Content starts
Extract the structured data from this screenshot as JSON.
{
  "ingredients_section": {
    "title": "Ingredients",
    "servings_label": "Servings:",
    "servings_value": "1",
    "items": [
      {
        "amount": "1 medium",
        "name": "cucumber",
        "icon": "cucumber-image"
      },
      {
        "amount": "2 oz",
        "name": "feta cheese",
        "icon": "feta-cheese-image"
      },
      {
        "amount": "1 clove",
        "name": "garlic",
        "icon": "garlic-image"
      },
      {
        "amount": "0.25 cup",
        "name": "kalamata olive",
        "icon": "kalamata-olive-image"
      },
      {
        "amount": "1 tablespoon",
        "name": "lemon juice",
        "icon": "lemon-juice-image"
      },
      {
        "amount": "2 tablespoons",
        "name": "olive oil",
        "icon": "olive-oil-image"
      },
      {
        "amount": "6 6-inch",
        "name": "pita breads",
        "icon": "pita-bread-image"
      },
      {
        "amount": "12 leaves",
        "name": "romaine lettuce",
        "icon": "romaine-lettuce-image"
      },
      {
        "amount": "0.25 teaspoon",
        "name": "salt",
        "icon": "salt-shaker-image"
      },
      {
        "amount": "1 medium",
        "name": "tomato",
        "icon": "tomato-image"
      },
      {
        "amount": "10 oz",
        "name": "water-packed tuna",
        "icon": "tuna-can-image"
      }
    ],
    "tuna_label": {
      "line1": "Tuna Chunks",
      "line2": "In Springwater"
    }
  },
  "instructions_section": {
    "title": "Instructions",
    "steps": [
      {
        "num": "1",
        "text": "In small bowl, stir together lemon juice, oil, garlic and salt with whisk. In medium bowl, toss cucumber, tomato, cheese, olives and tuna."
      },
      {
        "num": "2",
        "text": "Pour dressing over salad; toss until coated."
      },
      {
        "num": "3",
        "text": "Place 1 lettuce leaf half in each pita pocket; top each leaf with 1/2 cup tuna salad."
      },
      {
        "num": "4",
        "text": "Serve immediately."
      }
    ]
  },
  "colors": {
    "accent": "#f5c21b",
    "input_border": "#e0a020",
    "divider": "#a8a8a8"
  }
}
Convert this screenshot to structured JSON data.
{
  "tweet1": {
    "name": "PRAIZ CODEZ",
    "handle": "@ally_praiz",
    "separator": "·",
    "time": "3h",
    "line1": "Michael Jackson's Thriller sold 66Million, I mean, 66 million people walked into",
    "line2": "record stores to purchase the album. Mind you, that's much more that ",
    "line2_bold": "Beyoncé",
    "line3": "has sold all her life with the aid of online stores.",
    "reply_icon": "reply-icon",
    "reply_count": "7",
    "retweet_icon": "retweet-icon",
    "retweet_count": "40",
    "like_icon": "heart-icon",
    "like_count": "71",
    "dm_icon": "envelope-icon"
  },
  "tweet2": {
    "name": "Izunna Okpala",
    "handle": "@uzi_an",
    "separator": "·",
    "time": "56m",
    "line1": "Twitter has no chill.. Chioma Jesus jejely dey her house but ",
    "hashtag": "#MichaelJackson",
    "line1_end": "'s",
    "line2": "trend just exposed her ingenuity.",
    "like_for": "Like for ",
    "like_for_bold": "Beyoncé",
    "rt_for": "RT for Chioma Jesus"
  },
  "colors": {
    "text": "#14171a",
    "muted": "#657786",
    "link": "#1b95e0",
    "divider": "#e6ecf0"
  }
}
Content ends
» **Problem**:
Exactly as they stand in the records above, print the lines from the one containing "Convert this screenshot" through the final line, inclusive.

» **Answer space**:
Convert this screenshot to structured JSON data.
{
  "tweet1": {
    "name": "PRAIZ CODEZ",
    "handle": "@ally_praiz",
    "separator": "·",
    "time": "3h",
    "line1": "Michael Jackson's Thriller sold 66Million, I mean, 66 million people walked into",
    "line2": "record stores to purchase the album. Mind you, that's much more that ",
    "line2_bold": "Beyoncé",
    "line3": "has sold all her life with the aid of online stores.",
    "reply_icon": "reply-icon",
    "reply_count": "7",
    "retweet_icon": "retweet-icon",
    "retweet_count": "40",
    "like_icon": "heart-icon",
    "like_count": "71",
    "dm_icon": "envelope-icon"
  },
  "tweet2": {
    "name": "Izunna Okpala",
    "handle": "@uzi_an",
    "separator": "·",
    "time": "56m",
    "line1": "Twitter has no chill.. Chioma Jesus jejely dey her house but ",
    "hashtag": "#MichaelJackson",
    "line1_end": "'s",
    "line2": "trend just exposed her ingenuity.",
    "like_for": "Like for ",
    "like_for_bold": "Beyoncé",
    "rt_for": "RT for Chioma Jesus"
  },
  "colors": {
    "text": "#14171a",
    "muted": "#657786",
    "link": "#1b95e0",
    "divider": "#e6ecf0"
  }
}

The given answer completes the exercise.